TPR Cinema
11:21 pm
Wed December 5, 2012

Soundtrack Review: "Anna Karenina"

Leo Tolstoy’s novel “Anna Karenina” continues to be a source of inspiration for filmmakers, having been adapted over a dozen times in different forms by directors all over the world. Joe Wright’s feature film boldly breaks from tradition, confining most of the plot on a single soundstage. To score the drama, Wright returns to composer Dario Marianelli after working with The Chemical Brothers on “Hanna.” “Anna Karenina” is their fourth collaboration.

The score opens with an Overture, based on an infectious 1-2-3-hold rhythm similar in feel to Dmitri Shostakovich’s “Jazz Suites.” The melody is based on an old Russian folk tune, "In the Field Stood a Birch Tree." Marianelli uses this line throughout the score, sometimes taking it into darker and more somber territory, such as the cue “I Don’t Want You To Go.”  In other cues, like “Can-Can,” there are elements of klezmer or Jewish melodies, with instrumentation to match--clarinet, trumpet, accordion, and fast-paced percussion.

Standout musicians on the score include violinist Jack Liebeck, whose instrument was also put to great use by Marianelli for his score to “Jane Eyre” (2011). Anoushka Shankar also gets co-writing credit on one track.

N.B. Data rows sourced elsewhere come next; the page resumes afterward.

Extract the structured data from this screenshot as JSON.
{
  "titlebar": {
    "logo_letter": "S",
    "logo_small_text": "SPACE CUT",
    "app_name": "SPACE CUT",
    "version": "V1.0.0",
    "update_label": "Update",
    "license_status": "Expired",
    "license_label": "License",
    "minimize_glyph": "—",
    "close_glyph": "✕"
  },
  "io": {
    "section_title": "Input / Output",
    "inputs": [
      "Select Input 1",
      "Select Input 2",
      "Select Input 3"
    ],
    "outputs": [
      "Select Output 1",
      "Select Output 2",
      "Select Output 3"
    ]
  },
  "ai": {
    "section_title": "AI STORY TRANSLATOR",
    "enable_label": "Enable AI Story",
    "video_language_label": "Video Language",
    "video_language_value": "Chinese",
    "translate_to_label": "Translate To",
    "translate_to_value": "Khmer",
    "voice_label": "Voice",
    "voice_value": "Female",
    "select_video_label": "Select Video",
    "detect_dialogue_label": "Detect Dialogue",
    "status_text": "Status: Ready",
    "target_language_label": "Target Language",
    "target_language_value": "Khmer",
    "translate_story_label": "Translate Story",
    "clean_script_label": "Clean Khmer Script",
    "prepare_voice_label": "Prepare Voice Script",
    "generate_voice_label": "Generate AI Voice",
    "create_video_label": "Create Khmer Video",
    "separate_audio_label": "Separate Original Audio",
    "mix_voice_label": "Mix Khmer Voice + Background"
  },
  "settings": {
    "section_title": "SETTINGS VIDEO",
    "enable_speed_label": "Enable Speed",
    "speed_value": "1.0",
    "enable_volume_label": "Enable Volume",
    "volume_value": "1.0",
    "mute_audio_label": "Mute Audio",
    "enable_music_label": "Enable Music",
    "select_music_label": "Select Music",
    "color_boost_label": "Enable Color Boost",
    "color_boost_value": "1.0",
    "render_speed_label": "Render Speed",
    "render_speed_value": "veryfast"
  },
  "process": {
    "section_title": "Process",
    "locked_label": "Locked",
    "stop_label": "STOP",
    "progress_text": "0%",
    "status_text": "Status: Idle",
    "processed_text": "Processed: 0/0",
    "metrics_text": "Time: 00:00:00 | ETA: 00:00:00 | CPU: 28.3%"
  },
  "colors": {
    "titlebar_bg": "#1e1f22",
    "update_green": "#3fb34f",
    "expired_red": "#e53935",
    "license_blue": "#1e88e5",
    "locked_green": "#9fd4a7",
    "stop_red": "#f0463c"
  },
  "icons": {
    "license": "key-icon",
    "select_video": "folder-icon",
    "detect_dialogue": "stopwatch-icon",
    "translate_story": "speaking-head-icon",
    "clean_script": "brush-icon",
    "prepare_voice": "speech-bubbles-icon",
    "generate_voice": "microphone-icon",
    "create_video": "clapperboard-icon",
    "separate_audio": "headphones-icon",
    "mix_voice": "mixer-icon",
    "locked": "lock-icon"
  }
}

In all, “Anna Karenina” is a fine album, clearly influenced by Russian composers like Tchaikovsky and Shostakovich, and the folk melodies they often drew upon themselves. Great listening!